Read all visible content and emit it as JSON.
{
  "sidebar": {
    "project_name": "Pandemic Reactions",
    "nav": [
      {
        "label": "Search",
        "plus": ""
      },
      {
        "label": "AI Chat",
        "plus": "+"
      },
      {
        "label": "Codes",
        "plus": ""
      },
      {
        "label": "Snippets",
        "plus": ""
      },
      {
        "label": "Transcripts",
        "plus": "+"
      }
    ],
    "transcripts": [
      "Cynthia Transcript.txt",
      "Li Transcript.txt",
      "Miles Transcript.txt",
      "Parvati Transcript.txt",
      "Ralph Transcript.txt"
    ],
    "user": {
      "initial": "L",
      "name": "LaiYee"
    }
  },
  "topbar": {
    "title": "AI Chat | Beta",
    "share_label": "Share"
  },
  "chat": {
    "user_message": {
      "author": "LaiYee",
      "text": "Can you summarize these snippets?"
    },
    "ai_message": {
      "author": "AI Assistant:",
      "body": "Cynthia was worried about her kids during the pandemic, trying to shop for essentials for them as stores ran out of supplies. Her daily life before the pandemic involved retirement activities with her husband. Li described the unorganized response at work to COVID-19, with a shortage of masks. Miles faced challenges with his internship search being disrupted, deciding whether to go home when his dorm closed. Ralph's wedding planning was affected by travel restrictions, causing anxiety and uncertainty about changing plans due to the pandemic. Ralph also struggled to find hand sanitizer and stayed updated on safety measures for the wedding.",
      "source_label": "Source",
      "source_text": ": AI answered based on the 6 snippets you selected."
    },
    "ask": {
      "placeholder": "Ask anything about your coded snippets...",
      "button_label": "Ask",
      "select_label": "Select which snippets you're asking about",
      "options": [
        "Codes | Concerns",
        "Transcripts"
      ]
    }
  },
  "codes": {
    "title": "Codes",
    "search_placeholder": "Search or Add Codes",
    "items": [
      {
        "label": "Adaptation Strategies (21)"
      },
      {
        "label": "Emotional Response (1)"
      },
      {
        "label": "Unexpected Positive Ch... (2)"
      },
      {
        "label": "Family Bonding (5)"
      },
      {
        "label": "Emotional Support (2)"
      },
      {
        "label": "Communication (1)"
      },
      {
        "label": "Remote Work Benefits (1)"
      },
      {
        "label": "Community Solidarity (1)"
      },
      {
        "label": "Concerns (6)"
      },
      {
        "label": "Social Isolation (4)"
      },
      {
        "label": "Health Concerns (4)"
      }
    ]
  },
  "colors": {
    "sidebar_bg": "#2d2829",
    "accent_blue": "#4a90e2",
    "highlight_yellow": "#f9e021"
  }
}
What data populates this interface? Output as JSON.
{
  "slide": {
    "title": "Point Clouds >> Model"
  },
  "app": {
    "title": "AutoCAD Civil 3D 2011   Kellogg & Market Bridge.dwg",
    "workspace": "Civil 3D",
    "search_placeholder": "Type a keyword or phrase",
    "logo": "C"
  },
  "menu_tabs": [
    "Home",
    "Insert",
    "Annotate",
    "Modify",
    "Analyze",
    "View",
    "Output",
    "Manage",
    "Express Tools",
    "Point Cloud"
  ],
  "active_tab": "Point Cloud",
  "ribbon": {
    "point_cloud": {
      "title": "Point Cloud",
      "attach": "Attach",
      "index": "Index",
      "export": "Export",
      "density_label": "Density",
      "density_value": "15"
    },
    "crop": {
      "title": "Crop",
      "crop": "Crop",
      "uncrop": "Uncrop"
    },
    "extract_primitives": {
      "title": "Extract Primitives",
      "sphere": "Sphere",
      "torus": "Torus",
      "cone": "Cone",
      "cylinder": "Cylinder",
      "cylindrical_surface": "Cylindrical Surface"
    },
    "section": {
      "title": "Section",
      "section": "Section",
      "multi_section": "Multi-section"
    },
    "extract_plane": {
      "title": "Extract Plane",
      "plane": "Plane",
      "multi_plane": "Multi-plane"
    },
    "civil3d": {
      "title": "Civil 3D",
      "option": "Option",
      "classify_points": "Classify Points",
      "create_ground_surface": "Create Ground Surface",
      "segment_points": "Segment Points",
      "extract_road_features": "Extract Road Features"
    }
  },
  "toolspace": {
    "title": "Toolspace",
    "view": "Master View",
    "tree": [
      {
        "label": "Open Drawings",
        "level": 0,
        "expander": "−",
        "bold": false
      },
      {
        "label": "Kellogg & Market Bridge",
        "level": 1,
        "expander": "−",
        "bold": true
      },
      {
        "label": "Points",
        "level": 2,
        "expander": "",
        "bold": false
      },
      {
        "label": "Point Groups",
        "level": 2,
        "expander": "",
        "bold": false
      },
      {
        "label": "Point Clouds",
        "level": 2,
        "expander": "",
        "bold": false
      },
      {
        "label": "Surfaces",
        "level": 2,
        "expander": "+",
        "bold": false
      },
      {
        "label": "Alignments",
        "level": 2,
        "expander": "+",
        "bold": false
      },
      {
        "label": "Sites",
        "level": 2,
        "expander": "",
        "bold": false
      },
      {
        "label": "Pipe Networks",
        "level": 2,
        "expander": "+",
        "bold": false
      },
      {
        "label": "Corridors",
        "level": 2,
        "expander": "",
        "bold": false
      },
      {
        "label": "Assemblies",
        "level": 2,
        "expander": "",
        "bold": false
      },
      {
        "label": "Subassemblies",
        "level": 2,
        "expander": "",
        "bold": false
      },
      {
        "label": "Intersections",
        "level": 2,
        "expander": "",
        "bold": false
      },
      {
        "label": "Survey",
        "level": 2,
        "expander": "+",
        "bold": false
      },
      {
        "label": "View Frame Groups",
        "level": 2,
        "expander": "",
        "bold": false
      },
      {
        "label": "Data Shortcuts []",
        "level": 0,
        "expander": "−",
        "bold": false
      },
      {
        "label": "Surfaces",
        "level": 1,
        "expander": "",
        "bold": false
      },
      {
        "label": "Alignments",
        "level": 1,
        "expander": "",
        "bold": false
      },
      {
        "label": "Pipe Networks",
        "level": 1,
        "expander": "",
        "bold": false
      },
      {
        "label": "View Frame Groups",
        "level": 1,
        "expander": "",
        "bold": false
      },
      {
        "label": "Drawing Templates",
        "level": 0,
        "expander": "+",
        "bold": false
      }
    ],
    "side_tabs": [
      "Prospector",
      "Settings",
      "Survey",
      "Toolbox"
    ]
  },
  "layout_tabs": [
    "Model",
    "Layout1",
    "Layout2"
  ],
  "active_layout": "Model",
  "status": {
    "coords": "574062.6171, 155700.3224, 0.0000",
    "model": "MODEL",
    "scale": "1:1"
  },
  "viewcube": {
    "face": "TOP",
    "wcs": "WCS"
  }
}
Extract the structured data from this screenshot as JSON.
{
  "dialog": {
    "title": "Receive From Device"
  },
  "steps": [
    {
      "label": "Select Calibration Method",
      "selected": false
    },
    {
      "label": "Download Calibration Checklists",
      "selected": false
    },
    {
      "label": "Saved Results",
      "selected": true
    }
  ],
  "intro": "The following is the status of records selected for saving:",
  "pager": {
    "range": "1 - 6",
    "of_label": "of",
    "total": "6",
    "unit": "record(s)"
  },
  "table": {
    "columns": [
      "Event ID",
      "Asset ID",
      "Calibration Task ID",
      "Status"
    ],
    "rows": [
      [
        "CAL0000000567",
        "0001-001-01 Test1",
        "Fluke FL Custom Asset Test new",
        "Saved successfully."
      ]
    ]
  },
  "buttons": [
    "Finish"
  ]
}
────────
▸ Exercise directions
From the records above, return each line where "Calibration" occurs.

▸ Answer space
      "label": "Select Calibration Method",
      "label": "Download Calibration Checklists",
      "Calibration Task ID",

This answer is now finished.